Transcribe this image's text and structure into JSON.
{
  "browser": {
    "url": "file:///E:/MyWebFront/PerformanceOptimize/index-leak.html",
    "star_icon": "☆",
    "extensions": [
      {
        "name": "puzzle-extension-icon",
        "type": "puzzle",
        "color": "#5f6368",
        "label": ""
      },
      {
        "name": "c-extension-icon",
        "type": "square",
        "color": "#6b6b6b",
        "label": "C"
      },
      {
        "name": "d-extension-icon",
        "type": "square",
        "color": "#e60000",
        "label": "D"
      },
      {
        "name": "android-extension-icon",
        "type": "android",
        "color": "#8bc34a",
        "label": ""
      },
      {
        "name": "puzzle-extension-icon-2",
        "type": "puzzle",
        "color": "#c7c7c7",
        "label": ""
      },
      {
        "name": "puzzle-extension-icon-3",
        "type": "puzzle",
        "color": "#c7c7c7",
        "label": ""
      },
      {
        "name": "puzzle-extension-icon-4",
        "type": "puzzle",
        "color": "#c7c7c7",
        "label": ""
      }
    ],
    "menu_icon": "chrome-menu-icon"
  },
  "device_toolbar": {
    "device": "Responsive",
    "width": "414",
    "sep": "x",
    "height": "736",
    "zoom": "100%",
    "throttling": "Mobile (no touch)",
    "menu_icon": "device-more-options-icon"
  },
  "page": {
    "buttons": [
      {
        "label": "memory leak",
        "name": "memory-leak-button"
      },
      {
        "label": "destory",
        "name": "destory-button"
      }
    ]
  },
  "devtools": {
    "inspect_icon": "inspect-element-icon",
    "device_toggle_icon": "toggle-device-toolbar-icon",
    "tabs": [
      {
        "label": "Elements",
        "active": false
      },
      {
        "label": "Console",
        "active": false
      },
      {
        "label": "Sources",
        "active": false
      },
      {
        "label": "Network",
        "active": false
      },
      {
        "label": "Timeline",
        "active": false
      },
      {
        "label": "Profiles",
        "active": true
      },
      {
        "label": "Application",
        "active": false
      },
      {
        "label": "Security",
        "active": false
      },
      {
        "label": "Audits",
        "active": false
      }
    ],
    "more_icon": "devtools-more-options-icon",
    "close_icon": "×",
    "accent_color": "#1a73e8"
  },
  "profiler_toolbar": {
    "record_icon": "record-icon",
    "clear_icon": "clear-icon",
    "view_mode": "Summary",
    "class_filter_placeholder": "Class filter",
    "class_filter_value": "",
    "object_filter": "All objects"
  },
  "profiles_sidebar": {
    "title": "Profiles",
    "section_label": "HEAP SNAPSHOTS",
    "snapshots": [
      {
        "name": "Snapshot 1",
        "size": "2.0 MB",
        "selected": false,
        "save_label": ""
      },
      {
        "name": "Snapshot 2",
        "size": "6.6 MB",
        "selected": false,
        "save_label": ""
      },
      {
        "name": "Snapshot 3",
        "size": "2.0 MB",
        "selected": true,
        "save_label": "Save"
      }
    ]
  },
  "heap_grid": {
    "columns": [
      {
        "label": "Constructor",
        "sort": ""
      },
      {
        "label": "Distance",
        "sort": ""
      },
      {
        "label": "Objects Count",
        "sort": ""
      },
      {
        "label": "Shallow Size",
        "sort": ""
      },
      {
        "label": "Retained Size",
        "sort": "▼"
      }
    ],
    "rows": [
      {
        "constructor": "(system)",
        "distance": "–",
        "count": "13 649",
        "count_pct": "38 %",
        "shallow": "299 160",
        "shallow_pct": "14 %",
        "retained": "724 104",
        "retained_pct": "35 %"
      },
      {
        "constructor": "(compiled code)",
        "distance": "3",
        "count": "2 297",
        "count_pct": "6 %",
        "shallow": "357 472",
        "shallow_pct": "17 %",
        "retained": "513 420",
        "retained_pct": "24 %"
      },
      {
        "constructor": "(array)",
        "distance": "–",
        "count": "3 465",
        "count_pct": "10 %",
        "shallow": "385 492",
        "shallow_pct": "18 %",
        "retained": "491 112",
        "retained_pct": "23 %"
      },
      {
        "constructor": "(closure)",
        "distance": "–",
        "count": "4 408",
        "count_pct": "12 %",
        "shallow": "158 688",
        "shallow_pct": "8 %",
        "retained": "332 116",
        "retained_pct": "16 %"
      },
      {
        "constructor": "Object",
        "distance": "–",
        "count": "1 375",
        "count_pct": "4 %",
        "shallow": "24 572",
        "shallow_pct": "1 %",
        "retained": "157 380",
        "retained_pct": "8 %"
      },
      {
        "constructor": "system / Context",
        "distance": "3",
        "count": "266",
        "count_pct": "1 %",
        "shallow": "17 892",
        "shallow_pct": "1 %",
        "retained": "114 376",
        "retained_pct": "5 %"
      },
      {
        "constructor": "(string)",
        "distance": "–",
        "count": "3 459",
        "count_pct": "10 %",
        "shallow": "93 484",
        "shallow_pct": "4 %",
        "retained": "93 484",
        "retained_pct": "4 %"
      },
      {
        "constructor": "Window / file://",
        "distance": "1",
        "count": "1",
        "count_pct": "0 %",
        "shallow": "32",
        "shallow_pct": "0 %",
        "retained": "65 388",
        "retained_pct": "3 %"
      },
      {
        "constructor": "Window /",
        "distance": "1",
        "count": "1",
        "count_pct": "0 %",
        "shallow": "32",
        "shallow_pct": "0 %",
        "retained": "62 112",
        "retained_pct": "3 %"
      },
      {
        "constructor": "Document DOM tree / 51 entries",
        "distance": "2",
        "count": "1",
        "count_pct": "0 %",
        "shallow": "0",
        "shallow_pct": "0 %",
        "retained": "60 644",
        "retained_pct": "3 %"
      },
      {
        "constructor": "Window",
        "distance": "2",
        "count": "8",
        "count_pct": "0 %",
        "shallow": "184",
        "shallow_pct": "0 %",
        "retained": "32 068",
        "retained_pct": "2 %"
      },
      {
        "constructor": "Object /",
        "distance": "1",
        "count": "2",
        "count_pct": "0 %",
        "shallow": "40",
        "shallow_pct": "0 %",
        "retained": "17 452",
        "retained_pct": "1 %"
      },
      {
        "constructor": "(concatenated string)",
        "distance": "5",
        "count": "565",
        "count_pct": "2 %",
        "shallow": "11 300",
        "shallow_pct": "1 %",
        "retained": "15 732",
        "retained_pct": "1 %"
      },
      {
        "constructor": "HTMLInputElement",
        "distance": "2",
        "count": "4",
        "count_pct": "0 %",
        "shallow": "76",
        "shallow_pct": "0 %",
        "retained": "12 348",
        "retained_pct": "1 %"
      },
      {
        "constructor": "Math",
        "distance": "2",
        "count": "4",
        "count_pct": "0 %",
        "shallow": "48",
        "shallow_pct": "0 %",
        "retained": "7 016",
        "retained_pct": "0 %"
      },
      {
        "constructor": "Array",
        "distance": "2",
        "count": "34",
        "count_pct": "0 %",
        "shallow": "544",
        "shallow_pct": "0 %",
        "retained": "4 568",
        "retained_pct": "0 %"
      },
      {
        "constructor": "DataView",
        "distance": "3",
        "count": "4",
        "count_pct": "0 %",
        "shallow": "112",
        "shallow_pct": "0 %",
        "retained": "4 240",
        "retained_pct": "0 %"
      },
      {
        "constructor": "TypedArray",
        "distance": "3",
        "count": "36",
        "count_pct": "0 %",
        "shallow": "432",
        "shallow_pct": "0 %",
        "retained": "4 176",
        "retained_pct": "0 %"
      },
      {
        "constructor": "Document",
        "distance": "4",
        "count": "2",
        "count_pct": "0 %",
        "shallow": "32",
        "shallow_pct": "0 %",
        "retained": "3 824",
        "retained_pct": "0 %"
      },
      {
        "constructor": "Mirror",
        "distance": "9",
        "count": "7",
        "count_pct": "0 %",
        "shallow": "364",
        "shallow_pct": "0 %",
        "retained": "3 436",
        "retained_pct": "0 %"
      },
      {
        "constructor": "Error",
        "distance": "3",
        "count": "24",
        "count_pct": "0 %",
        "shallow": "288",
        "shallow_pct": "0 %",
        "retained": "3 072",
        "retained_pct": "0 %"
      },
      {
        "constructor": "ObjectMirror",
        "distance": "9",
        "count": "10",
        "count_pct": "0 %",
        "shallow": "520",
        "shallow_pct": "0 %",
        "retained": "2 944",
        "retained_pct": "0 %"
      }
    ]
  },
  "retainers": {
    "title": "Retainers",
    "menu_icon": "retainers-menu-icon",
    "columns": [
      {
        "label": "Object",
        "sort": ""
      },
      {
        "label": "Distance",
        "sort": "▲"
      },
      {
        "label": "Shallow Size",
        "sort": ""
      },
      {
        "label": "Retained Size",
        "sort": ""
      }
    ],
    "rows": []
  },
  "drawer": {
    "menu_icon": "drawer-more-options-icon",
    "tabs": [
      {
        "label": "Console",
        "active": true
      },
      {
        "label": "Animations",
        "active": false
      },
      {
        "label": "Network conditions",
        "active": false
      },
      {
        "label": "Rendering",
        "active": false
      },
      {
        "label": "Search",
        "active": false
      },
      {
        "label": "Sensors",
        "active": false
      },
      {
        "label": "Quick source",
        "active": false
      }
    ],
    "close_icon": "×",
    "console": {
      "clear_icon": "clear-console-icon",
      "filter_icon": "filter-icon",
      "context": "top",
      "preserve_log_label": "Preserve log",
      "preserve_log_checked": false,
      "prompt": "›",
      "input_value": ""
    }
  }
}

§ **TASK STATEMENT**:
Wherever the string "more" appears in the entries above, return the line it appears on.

§ **YOUR SOLUTION**:
    "menu_icon": "device-more-options-icon"
    "more_icon": "devtools-more-options-icon",
    "menu_icon": "drawer-more-options-icon",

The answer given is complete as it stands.